We always cup according to standards set by the SCAA (Specialty Coffee Association of America) so that when we are tasting a number of coffees together, all variables are controlled and we are making judgements only on the coffee and not on the preparation method.
Once prepared, it's time to cup. Break the crust that's formed on top of the coffee by gently moving a spoon through it. Make sure to position your nose as close as possible to the coffee while breaking to take in that sweet, caressing aroma. Next, take a spoon and slurp as loudly and obnoxiously as you can; you want that coffee all over your mouth (even way up the back) to saturate your palette. Spitting the coffee out is generally acceptable (although we do indulge in swallowing the tastier ones).
LET THAT TASTE SINK IN
Perhaps the most intimidating thing about cupping is justifying what you are tasting to other 'cuppers' present. Every palette is unique, so there are no wrong answers when it comes to cupping. The best way to start distinguishing between coffee varietals is to do it a lot. Go with your gut reaction; whether the coffee reminds you of candy, mangoes or even cherry coke. When you cup coffee, take your time, breathe and start to break down the taste:
Aroma: What does it smell like? Does it have a strong aroma?
Flavour: Does this coffee taste ‘alive’ or is it more subdued?
Acidity: Does this coffee ‘sparkle’ on my tongue like when I drink coke?
Body: Does my tongue feel heavy or light?
Aftertaste: Can I still taste the coffee after I spit it out?
Most important of all, talk to the people around you - share & listen. Their palette is unique and is just as important as yours.
Cupping coffee isn’t complicated and it’s just another amazing sensory experience in our day to day at Grouch. On the 29th of August at 10:00am we will be opening our doors to the public to come and cup coffee with us. Let us know that you'll be joining us here firstname.lastname@example.org or join event on www.facebook.com/events/1604200803163480

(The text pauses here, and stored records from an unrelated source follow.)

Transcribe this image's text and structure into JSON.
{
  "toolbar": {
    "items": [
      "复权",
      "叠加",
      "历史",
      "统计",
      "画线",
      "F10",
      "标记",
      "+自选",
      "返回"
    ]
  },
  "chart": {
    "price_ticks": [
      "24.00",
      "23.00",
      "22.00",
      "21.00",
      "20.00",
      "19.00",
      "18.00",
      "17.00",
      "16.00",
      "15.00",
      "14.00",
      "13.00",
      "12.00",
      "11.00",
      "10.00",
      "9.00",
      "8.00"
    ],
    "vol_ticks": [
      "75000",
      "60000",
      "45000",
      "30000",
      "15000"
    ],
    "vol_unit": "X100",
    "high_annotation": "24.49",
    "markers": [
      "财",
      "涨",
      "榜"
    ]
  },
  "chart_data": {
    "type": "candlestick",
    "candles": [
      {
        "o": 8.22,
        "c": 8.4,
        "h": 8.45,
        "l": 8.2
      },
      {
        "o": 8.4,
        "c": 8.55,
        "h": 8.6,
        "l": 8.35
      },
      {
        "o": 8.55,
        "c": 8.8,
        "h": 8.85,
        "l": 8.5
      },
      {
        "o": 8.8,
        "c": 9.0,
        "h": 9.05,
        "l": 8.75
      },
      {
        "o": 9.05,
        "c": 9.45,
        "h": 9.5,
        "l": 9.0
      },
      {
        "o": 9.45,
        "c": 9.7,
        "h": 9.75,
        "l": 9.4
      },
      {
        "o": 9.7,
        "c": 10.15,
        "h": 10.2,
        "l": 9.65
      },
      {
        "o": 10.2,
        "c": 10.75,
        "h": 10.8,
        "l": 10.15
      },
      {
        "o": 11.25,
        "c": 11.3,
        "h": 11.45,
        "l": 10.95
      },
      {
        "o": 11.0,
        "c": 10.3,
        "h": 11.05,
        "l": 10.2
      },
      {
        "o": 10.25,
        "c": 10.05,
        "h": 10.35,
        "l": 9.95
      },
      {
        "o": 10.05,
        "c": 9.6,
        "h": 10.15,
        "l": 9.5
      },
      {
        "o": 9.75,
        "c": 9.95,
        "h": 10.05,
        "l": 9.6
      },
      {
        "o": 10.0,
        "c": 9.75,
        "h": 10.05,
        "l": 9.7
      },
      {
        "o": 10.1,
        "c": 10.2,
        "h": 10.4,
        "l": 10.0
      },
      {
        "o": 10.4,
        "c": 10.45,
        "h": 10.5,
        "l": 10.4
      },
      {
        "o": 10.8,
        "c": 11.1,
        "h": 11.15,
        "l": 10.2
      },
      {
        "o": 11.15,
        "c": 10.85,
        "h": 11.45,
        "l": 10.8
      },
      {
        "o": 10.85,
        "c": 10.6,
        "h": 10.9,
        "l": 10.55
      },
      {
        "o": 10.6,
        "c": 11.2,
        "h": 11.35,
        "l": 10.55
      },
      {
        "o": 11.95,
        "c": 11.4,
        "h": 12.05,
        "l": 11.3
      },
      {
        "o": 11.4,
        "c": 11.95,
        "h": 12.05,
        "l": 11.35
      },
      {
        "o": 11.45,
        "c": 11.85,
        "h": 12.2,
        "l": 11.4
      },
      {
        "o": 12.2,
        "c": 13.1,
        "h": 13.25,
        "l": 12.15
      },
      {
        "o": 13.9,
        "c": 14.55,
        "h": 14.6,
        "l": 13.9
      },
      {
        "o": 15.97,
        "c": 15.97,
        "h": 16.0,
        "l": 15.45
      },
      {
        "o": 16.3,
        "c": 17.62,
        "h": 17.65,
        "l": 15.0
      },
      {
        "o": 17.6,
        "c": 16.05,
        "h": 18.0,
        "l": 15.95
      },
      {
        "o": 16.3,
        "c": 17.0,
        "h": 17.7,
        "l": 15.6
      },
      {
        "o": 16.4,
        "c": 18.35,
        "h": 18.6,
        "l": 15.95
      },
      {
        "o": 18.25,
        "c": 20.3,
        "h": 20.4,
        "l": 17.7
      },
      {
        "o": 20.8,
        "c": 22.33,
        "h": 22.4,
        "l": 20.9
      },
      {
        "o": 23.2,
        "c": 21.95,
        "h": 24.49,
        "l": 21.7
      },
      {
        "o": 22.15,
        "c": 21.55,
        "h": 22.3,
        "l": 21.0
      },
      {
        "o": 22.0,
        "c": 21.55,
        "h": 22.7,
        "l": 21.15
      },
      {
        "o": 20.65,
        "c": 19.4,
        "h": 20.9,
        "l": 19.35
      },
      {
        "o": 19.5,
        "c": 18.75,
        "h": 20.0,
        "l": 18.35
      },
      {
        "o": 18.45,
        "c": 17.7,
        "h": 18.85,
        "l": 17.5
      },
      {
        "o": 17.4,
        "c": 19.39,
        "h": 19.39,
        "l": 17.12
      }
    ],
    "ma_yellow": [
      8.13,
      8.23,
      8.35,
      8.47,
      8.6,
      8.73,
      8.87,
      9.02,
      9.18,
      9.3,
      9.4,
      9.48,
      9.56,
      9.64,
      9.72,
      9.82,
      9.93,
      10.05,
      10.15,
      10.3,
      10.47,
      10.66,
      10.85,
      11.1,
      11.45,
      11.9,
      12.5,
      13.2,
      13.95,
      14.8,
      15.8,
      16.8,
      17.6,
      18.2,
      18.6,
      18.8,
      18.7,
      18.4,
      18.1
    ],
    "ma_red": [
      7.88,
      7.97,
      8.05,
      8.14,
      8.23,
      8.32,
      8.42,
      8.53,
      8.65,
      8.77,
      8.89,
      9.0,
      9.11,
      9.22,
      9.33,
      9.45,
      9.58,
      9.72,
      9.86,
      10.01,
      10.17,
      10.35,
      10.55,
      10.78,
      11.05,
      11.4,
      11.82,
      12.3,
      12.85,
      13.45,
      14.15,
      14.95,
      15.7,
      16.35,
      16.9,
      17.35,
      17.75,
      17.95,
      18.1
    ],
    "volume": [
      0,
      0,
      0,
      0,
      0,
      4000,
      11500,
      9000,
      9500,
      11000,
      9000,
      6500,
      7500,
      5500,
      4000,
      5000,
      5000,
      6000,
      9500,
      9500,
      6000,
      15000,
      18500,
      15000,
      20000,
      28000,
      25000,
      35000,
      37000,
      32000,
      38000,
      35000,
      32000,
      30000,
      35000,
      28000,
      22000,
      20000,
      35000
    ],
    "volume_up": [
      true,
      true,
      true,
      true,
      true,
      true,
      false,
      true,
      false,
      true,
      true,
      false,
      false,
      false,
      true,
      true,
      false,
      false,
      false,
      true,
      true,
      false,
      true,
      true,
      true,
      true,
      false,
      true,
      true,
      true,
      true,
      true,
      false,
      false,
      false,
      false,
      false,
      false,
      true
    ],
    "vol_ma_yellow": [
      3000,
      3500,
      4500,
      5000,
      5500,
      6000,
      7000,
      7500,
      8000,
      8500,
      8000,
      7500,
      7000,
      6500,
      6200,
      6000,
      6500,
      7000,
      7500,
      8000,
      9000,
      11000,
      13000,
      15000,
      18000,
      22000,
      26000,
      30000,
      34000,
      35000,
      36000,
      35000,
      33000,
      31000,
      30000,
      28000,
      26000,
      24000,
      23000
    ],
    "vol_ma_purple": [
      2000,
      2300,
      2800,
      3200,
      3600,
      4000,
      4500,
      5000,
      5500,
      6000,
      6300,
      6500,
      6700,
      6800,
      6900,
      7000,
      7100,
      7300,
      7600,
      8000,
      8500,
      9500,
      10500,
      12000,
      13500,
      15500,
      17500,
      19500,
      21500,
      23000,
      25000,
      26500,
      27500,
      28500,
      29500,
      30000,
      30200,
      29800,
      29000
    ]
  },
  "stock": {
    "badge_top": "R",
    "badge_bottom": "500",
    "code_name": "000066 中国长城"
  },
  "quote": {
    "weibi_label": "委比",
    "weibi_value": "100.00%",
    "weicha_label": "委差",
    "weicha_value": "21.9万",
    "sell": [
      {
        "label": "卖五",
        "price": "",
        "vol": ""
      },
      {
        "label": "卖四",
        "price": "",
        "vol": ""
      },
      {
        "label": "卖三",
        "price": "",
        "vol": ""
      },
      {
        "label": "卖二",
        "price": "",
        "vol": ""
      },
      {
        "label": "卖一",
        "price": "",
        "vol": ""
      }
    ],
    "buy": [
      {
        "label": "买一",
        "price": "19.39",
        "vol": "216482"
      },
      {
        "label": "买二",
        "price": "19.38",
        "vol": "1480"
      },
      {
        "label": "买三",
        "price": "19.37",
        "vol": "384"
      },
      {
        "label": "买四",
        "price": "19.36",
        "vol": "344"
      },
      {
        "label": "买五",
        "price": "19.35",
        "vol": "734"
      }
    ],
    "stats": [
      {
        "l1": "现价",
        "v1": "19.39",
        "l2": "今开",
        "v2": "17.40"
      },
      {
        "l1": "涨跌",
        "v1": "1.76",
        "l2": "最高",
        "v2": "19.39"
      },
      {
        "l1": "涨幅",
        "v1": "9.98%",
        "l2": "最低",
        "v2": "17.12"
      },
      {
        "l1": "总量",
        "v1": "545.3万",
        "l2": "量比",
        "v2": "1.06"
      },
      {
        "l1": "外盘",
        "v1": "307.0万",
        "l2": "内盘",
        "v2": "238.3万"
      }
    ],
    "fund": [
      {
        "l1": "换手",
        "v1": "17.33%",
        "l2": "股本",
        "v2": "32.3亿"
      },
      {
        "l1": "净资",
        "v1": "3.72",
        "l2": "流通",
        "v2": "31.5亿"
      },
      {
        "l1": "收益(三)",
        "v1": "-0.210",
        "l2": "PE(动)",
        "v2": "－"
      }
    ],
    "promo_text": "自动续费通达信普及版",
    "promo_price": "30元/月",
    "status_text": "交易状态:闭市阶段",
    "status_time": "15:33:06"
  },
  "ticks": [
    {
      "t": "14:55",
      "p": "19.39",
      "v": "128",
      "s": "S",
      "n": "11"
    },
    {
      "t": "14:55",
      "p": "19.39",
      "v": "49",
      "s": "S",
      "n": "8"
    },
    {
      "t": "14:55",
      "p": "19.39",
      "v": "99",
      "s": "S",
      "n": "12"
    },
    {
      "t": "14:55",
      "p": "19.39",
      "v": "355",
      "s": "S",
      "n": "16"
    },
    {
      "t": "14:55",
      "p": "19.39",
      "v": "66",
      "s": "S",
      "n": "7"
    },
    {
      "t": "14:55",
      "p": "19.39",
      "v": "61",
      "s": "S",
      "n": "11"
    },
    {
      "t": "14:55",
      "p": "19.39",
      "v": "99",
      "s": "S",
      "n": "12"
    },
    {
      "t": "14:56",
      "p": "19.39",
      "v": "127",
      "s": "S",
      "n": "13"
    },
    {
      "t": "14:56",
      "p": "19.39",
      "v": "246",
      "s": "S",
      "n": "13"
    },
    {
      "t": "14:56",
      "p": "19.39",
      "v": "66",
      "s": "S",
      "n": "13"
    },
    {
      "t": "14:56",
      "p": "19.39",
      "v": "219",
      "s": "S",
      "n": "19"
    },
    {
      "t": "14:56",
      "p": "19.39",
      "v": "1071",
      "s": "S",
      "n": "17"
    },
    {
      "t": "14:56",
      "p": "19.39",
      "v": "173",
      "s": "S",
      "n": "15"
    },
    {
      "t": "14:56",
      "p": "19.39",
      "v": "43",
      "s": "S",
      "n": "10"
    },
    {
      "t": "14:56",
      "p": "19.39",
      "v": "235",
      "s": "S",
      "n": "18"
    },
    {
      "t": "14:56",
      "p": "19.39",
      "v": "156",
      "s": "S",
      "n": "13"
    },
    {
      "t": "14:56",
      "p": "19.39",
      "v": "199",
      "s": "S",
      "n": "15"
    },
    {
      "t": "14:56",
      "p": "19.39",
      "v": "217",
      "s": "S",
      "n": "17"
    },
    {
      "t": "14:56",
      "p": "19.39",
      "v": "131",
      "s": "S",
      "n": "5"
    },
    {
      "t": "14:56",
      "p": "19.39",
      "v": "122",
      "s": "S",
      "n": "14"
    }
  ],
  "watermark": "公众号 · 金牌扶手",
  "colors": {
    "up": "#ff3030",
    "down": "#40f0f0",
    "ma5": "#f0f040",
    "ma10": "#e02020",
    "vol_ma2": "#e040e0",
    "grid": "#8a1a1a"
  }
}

We all remember our very first time and we promise to make your first time one to remember.